November 08, 2013
Villagers vow to protect and conservationists gather to watch thousands of Amur falcons in north-eastern India as they pause in the longest annual migration by a bird of prey
Little known Borbori in northeastern Assam is suddenly abuzz with visitors, who are congregating in the village, not for its picture perfect views of paddy fields, sal plantations and misty hills but to track the Amur falcons who have returned in their thousands this year.
In 2001, volunteers of the Green Guard group had recorded an unprecedented 18,000 Amur falcons in the district. The numbers plummeted in the years that followed with only a handful being spotted. Until this year that is, when several thousands have arrived after a 12-year gap for roosting in the hilly forested areas of Morigaon and Karbi Anglong too.
The Amur falcon (Falco Amurensis), formerly known as the eastern red-footed falcon, is a small raptor of the falcon family.
Mass slaughter of migratory falcons
In a remarkable milestone for conservation, three villages in neighbouring Nagaland’s Wokha district have also pledged to save the migratory raptor in the Doyang Reservoir – the Amur’s largest roosting site in the country. But every year thousands of birds are killed for their meat. With the mass annual hunt posing a potential threat to the species, Pangti, Asshaa and Sungro villages have passed a resolution to protect the bird and penalise offenders from this year on. Village Council Members (VCM) signed an agreement with the NGO Natural Naga to assist the Nagaland Forest Department to stop the wide-scale hunt that came to light last year.
In mid-October, Green Guard, a voluntary organisation, reported the first flock of about 500 birds.

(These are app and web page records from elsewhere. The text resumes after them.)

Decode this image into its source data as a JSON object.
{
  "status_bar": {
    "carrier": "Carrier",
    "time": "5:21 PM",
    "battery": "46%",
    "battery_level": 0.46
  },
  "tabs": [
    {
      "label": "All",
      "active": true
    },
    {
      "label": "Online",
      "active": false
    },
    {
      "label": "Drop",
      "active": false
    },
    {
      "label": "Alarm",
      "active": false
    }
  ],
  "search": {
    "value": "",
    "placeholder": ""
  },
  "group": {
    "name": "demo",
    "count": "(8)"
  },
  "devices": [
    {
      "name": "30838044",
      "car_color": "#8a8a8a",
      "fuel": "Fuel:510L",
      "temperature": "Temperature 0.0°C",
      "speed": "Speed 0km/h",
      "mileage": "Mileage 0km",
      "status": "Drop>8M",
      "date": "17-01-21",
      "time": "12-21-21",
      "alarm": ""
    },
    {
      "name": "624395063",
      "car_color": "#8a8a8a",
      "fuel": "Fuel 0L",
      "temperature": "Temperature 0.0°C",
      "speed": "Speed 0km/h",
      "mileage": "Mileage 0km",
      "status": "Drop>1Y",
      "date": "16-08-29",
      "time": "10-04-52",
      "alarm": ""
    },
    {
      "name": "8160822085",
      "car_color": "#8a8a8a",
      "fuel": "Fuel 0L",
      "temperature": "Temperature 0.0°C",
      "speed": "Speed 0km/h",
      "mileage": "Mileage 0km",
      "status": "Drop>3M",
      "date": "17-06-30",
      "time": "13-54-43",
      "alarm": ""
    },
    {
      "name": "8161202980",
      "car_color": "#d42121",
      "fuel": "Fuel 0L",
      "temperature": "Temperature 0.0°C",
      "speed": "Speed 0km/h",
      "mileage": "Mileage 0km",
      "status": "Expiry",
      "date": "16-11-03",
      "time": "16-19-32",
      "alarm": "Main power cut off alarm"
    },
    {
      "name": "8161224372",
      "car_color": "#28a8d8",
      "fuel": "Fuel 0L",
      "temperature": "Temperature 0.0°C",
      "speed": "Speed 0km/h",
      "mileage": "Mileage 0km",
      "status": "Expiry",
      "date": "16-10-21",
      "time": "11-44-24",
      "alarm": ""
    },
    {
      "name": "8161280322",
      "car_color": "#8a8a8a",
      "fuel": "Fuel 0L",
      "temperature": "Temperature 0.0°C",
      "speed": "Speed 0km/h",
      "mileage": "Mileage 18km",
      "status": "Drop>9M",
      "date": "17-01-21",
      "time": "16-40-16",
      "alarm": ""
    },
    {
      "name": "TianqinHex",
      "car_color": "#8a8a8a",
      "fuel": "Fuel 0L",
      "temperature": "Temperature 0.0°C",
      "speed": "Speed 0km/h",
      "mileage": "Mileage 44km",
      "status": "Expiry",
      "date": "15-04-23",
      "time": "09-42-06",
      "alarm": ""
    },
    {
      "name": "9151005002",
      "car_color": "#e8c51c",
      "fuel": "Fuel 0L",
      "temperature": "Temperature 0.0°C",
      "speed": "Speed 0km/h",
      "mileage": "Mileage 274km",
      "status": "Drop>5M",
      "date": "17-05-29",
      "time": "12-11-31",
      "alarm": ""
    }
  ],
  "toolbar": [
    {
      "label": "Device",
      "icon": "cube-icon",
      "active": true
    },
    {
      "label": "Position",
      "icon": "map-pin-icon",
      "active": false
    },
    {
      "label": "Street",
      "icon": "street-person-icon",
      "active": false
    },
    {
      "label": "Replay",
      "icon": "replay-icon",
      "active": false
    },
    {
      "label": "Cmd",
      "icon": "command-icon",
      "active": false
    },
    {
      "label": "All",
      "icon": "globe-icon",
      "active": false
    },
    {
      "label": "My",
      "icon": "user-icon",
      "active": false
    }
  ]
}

A few days later on October 25, members of Wildflowers, a bird watchers’ group of the Centre for Conservation, Education and Research, had counted more than 2,000 falcons in Borbori and neighbouring areas. The birds could be seen perching on the high transmission wires in the area and their numbers increased each day.
According to Chandan Kumar Duarah of Wildflower, the arrival of the Amur falcons in their thousands is is unprecedented and a sign that that the region offers a safe passage on their journey to southern Africa. The rampant killing of the falcons in Nagaland over the years presumably led to the birds taking a diversion and landing in Assam for safe shelter.
It’s quite a sight, say conservationists.
“The birds are seen perching on the wires, on the towers and a flock or two fly overhead with clanking sounds. In a few minutes, the flying flocks just vanish into the bamboo grooves as if to make adjustments for another group to perch on the wires. They are coming in batches. The older batches leave as new ones flock in; the bamboo grooves here offer them their roosting site on transit,” said a Wildflower volunteer, estimating that the numbers had crossed 6,000 by the end of October.
They can be seen shooing away other birds like magpie robins, drongos, swallows and swifts.
Longest and most arduous migration route for birds
Amur falcons breed in southeastern Siberia, northern China, Manchuria, Mongolia and North Korea and spend their winters in southern Africa, taking the most arduous annual migrations ever known to be taken by any bird of prey. They essentially feed on insects like termites and occasionally very small birds.
Male birds are usually a dark sooty brown. Females of the species can, however, be a little more confusing as they sport a typical falcon head pattern.
The exact migration path of this medium size slender bird species is still unknown but it has one of the longest migration routes of all birds, doing up to 22,000 km in a year. This includes an amazing 3,000 km flight across the Indian Ocean during their outbound journey from Asia to Africa. The return journey from Africa to Asia during February and March is even less understood and is thought to take place over land.
The birds are unusual in that they migrate a large distance over the sea and also continue their journey at night. They stop over in India and Bangladesh for a few weeks to fatten up. Every October, huge numbers of Amur falcons arrive in northeast India from Siberia en route their final destination in Africa.
On their way, tens of thousands of these raptors were reportedly hunted annually for their meat in Nagaland. Hunters would turn their fishing nets upward near the reservoir at Doyang to trap the birds when they came to roost.
But with the village councils resolving to protect the bird, man’s hunt for the bird should hopefully be a closed chapter.
As a signatory to the Convention on Migratory Species (CMS), India is duty bound to provide safe passage to this bird and prevent this massacre as well as draw up appropriate action plans for the long-term conservation of this bird. In the last Convention on Biological Diversity (CBD), which India chaired for two years, the importance of CMS in conserving species, and especially in stopping bush meat hunting, was repeatedly stressed.
The return of the Amur falcon to India’s northeast is a hopeful augur that the efforts towards conservation are bearing fruit.